It’s been roughly six months since Tyree Rumph received his long-awaited degree through MTSU’s University College, the culmination of a six-year academic journey that eventually led him across the Murphy Center stage in December 2017.
Now the MTSU alumnus hopes to build upon that bachelor’s degree in liberal studies by pursuing an online master’s degree in hopes of eventually becoming a teacher within the next few years.
“I want to make a difference in people’s lives based on my own life experience,” Rumph said recently during an interview that brought him back to his alma mater.
After attending Lane College in Jackson, Tennessee, for two years, Rumph stepped onto the Blue Raider campus in fall 2006 as a psychology major. Staying in a house on Leaf Avenue with other roommates, Rumph started True Blue his journey.
“My teacher saw potential in me,” said Rumph. “She told me that MTSU would be a better fit for me.”
Shortly after arriving, Rumph found MTSU classes to be much harder than expected, and he began to struggle mentally and financially.
Not yet knowing how to drive, Rumph had a hard time getting around as he worked two jobs to make ends meet. The undergrad spent his days riding his bike back and forth from campus to his job at Krystal’s on Lascassas Highway.

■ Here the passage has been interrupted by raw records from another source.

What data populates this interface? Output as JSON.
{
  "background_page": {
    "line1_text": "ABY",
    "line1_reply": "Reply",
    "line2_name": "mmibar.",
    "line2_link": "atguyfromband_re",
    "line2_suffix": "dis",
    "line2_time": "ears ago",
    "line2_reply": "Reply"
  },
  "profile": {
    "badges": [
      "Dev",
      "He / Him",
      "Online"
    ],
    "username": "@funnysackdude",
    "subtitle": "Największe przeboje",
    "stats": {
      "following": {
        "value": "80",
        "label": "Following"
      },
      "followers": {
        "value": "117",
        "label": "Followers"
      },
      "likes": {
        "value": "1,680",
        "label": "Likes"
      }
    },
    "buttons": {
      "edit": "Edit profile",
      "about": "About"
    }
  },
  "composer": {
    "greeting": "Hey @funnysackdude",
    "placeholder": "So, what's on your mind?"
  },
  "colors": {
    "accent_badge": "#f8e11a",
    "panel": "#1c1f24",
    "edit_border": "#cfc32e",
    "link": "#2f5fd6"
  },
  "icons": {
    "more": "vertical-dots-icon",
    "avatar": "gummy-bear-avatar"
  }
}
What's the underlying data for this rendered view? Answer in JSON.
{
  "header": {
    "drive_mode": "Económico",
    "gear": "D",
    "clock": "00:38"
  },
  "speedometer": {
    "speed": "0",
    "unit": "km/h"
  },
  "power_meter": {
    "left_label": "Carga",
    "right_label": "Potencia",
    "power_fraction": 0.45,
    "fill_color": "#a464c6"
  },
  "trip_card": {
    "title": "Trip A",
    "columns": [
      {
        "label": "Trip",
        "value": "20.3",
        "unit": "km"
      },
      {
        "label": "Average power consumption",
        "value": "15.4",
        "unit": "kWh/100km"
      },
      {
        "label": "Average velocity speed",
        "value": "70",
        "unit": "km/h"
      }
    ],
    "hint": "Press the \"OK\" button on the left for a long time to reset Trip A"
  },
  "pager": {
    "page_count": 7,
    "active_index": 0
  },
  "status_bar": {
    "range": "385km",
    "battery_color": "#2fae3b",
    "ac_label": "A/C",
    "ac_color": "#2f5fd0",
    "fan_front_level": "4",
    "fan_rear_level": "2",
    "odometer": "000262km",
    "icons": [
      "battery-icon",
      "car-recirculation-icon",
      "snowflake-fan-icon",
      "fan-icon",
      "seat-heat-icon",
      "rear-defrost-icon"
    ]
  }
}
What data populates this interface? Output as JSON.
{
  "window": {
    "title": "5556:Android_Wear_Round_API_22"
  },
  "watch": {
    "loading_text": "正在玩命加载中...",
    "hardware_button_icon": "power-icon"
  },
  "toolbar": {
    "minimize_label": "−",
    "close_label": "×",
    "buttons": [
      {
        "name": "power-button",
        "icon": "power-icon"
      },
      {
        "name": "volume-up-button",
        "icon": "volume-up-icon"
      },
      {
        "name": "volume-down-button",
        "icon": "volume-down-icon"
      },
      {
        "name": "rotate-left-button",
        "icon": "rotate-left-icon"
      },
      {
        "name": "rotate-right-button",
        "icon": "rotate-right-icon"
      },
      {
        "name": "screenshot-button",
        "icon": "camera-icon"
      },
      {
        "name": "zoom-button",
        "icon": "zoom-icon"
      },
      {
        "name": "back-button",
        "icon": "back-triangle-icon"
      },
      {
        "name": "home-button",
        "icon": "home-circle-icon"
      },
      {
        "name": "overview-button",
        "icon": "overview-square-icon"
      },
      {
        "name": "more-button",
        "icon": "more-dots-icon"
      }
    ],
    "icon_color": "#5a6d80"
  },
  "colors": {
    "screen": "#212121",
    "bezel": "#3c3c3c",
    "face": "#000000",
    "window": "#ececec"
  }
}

Working with what he had to survive, Rumph started to struggle with his studies while finding ways to make very little food go a long way.
As he pressed hard to overcome his obstacles, everything changed the day he met his mentor, Ben Jones. It was a relationship that eventually led to Rumph learning how to drive, stay on track and never give up. From there, Jones began eating lunch with Rumph and helping him with his academics.
“When you teach someone important life skills such as driving, you build a connection with that person,” said Jones, director of Accounting Services at MTSU. “I understood him as a person and found out what made him tick.”
Changing his living situation from off campus to Judd Hall, Rumph also decided to change his major to sociology in fall 2008. However, after realizing neither sociology nor psychology was a good career choice for him, he somewhat lost hope.
It wasn’t long before he also lost his financial aid, forcing him to drop out from 2009 until 2013.
“I wasn’t mentally ready to succeed,” said a reflective Rumph. “If I could get myself ready and financially stable, I was ready to go back.”
For two years, Rumph held a steady job at Amazon. To remain financially stable, he also spent time working at General Mills and the Interstate Warehousing in Murfreesboro until he reached his primary goal.
With Jones helping all along the way, Rumph stayed positive throughout the rest of his academic journey and took his seat among fellow MTSU graduates on Dec. 16, 2017, inside Hale Arena as family traveled from Detroit, Michigan, to witness the achievement.
“I realized that if I applied myself more, I would get it,” Rumph said.
Now that he’s graduated, Rumph still works for Interstate Warehouses and also serves as a substitute teacher through PESG, an educational staffing program.
Jones continues to root for his mentee.
“It has been a long road and one that I hope soon ends on the other side of the rainbow,” he said.